▶ Material for this exercise:
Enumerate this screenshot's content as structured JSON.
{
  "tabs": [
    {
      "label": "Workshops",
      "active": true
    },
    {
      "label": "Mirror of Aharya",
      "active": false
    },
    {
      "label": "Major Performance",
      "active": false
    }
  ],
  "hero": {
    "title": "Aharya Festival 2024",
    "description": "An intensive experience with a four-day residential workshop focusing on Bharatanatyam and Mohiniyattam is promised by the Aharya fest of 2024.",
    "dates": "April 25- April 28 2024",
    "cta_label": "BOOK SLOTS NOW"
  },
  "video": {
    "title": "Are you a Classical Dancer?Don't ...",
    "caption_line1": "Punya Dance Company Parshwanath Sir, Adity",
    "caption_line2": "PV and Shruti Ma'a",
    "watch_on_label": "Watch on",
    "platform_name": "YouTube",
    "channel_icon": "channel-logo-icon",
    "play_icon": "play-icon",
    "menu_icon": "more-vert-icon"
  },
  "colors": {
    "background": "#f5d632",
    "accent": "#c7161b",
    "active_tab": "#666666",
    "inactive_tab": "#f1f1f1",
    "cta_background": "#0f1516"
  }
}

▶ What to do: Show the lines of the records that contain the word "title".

▶ Exercise answer:
    "title": "Aharya Festival 2024",
    "title": "Are you a Classical Dancer?Don't ...",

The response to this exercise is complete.